* Supplied material
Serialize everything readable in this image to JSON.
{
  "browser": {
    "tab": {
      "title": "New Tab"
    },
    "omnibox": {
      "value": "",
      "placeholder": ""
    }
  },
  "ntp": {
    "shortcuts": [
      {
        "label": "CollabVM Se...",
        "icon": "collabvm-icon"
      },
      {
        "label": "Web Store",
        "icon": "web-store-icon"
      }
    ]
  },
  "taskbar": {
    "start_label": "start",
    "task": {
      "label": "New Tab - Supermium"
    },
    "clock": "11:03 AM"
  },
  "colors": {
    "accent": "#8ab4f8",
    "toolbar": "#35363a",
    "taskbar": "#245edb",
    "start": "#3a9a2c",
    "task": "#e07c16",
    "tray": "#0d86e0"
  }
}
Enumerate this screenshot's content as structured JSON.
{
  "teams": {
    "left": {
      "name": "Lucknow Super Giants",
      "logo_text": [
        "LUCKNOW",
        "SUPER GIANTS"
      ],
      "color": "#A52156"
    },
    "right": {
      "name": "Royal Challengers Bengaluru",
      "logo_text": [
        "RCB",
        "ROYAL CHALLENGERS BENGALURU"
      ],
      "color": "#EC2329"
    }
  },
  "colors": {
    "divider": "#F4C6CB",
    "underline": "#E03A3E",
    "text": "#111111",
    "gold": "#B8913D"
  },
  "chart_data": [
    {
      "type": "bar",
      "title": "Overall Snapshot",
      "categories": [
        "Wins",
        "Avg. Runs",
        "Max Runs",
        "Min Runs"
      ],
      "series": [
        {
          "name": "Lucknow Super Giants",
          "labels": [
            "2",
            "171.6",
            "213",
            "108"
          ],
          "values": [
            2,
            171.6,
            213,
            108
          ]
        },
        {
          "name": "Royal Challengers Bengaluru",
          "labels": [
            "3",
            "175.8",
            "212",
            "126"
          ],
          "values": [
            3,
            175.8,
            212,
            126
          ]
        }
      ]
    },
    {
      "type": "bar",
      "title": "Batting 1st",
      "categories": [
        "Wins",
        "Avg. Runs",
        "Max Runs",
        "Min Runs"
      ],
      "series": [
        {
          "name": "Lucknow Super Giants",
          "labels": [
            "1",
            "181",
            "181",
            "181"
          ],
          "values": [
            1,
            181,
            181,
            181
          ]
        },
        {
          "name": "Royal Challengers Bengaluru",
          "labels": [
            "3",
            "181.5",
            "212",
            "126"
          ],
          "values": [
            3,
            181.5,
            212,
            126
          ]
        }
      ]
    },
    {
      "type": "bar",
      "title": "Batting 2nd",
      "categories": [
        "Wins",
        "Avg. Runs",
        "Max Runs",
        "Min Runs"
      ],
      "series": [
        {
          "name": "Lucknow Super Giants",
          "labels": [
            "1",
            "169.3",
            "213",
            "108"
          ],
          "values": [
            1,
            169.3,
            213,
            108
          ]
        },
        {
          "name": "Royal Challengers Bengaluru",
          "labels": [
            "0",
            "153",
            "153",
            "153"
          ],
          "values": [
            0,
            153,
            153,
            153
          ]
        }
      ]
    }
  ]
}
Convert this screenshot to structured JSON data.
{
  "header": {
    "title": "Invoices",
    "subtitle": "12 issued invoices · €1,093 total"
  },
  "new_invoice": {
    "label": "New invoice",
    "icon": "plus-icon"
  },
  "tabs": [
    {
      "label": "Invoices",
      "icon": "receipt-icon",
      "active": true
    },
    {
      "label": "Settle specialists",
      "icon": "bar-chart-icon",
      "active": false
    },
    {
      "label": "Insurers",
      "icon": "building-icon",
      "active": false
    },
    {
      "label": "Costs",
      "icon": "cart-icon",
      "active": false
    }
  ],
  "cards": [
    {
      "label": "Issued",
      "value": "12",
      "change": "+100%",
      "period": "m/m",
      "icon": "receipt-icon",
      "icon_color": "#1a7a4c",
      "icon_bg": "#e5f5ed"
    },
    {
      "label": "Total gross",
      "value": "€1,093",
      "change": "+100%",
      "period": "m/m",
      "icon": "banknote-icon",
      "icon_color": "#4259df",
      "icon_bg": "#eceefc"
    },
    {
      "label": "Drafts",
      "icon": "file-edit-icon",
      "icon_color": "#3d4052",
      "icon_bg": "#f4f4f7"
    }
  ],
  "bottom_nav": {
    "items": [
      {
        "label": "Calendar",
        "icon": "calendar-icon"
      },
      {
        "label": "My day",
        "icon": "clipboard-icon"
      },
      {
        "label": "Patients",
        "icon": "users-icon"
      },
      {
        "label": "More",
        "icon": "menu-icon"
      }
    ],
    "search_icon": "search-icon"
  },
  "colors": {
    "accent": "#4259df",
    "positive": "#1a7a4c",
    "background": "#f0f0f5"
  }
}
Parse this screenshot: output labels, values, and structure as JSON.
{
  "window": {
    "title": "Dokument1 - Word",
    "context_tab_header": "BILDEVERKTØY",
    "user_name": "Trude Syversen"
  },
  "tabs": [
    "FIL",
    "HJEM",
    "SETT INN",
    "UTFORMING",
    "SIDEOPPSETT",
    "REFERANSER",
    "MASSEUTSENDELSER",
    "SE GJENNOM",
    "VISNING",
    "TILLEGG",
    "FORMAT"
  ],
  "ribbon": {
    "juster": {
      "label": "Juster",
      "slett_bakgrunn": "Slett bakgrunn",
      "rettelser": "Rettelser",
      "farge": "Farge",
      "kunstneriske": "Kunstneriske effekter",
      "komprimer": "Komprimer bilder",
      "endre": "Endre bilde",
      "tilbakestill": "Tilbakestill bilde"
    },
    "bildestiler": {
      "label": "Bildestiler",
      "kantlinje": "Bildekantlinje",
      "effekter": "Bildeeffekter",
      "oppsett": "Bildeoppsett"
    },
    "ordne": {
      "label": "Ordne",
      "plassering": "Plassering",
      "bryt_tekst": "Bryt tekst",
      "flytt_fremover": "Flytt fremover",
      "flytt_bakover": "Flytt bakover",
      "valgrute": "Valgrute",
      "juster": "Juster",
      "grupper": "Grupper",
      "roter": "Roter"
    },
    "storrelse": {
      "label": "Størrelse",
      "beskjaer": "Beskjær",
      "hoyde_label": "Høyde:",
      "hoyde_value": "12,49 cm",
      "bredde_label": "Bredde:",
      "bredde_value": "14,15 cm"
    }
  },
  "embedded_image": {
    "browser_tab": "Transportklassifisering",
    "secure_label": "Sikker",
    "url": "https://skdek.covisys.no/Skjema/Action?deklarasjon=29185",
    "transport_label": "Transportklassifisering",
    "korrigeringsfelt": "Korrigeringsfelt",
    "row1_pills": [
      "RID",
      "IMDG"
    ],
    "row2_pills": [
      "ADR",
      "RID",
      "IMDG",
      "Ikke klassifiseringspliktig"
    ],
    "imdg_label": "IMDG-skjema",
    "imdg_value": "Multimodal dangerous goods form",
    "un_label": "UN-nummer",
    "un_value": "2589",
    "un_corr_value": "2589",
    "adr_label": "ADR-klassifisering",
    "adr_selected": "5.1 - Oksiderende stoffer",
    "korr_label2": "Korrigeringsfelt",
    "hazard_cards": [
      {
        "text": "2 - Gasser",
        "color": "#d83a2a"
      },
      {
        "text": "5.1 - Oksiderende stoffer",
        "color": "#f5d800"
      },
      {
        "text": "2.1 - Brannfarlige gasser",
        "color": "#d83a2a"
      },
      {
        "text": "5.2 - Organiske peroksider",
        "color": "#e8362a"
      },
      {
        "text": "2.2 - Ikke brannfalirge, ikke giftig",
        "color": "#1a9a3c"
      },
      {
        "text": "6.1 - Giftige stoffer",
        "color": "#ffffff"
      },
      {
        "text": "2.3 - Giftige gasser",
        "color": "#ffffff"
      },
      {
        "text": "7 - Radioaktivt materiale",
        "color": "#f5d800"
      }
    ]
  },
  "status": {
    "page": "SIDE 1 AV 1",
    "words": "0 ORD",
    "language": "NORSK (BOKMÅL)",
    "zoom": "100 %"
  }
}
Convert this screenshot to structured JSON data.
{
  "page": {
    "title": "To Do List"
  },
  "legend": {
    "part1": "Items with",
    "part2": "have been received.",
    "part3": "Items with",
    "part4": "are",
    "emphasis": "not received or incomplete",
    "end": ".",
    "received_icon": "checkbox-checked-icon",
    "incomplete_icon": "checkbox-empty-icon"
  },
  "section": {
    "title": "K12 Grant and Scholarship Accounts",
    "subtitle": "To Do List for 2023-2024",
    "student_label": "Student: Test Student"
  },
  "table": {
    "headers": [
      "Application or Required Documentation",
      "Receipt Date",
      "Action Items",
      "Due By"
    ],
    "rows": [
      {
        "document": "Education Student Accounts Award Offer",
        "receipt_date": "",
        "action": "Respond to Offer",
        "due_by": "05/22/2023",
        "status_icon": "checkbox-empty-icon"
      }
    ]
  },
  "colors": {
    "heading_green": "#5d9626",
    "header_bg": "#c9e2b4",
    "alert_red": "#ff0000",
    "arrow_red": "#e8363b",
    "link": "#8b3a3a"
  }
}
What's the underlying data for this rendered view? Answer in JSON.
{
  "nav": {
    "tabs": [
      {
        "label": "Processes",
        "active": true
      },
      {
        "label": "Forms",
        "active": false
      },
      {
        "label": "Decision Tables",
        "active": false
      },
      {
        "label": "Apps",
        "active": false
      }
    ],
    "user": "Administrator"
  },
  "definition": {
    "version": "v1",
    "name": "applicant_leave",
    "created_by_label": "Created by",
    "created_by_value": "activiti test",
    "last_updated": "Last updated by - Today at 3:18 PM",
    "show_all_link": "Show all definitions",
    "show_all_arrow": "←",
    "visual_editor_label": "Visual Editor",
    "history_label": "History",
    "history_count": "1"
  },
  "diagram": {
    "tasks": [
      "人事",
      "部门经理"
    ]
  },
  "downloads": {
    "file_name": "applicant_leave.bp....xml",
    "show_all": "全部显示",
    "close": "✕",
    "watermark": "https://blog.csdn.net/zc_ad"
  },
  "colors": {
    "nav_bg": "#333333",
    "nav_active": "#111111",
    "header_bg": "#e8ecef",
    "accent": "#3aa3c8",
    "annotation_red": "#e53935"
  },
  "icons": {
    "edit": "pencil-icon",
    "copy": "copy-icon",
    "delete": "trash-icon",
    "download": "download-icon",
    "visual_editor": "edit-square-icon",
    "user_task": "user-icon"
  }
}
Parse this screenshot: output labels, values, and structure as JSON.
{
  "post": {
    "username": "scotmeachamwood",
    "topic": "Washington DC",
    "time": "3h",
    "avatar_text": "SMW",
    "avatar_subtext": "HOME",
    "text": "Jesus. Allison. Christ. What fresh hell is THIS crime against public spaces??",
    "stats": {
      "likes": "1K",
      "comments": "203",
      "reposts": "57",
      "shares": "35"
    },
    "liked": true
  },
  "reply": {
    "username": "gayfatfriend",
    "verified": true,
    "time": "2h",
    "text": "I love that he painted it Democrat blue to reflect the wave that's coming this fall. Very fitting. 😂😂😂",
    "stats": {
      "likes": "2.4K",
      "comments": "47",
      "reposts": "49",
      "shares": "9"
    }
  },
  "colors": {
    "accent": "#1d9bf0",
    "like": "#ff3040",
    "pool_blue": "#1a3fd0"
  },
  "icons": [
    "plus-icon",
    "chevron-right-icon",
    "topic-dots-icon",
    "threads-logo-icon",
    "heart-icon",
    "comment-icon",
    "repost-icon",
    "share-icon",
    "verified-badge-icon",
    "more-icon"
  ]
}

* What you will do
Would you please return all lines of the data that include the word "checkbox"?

* Solution to the problem
    "received_icon": "checkbox-checked-icon",
    "incomplete_icon": "checkbox-empty-icon"
        "status_icon": "checkbox-empty-icon"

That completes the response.